Achievement For All is a leading not-for-profit organisation that works in partnership with Early Years settings, schools and colleges to improve outcomes for children, regardless of background, challenge or need. So I was delighted to represent Boogie Mites for the launch of Achievement For All’s ‘Every Child Included In Education’ Manifesto at The House of Lords. Investing in early years music training and resources for children under 5 fits with the manifesto aims. Boogie Mites remain committed to supporting AFA campaigns to raise awareness and opportunities regarding music provision in early years.
Now I must admit to a degree of scepticism at these sort of events, fine words but will anything really change? But by the end of the evening, I had a feeling that something profoundly positive for the children of our nation may come about as a result of this Manifesto, and the practical work and campaigning it heralds.
Well, the Manifesto prioritises two aspects of education that we at Boogie Mites believe to be a vital component of any attempt to narrow the attainment gap. These are:
- Investment in the Early Years
- Valuing parents and carers as crucial learning partners
These 2 platforms of improved attainment were then emphasised by speakers Dr Tim Coulson, CEO of Samuel Ward Academy Trust and Independent Chair of Norwich Opportunity Area Partnership Board and Carol Shanahan, Co-Chair of Stoke on Trent Opportunity Area. Both explained current initiatives that were taking place in their respective localities to increase opportunity for achievement – Starting with investment in the Early Years. In other words, change in the Early Years sector is actually beginning to be prioritised as a vital step in increasing educational outcomes.

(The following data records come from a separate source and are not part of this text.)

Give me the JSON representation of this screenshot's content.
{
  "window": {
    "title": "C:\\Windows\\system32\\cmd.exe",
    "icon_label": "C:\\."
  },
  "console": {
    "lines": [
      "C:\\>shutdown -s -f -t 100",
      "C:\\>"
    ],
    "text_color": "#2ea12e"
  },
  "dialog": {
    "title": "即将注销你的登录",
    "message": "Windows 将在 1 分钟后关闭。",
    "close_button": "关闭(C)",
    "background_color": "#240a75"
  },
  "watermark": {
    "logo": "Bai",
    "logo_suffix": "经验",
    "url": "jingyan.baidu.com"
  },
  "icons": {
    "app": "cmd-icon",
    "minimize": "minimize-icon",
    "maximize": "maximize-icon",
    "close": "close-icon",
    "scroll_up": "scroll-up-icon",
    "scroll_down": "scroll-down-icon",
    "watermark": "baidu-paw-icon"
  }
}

My feelings of guarded optimism grew as I spoke to Maureen Hunt, the Early Years Lead for Achievement for All. Maureen is in regular contact with the Department for Education and is working to improve Early Years excellence through practical measures, such as the creation of an Early Years online resources ‘Hub’: a one-stop-shop where EY practitioners can locate CPD resources that are quality assured.
So conversations are happening and actions are being taken to improve Early Years provision. That’s great! But something else was happening in that room that took me by surprise. There was a murmur about a magical element of education, one that successive governments have pushed out of the curriculum, but which countless people agreed could be the key to increasing engagement and educational attainment for all: the arts!
After many years of feeling like no one in any position of power was listening when discussing the important role of early years music for PSED, CL literacy and maths, here I was surrounded by people who are actually taking the notion seriously… that music in early years education must play a vital role if we are to enable all children to achieve.
And when I finally got to talk to CEO of Achievement for All, Sonia Blandford, I discovered that she was ….a music teacher, one fully committed to championing the cause of music and the arts in education.
This comes in the week that Andrea Zafirakou won the 2018 Global Teacher Prize for her outstanding work to improve outcomes for children at a very deprived school in Alperton, London. And what does she teach? Art and textiles.
If increasing funding for Early Years and developing opportunities for children to learn through the Arts is important to you, you can join the Every Child Included In Education coalition. Visit afaeducation.org
For Boogie Mites enquiries, contact Sue Newman, Boogie Mites Director on 023 92 817274 or email her [email protected]
By Harriet, Creative Director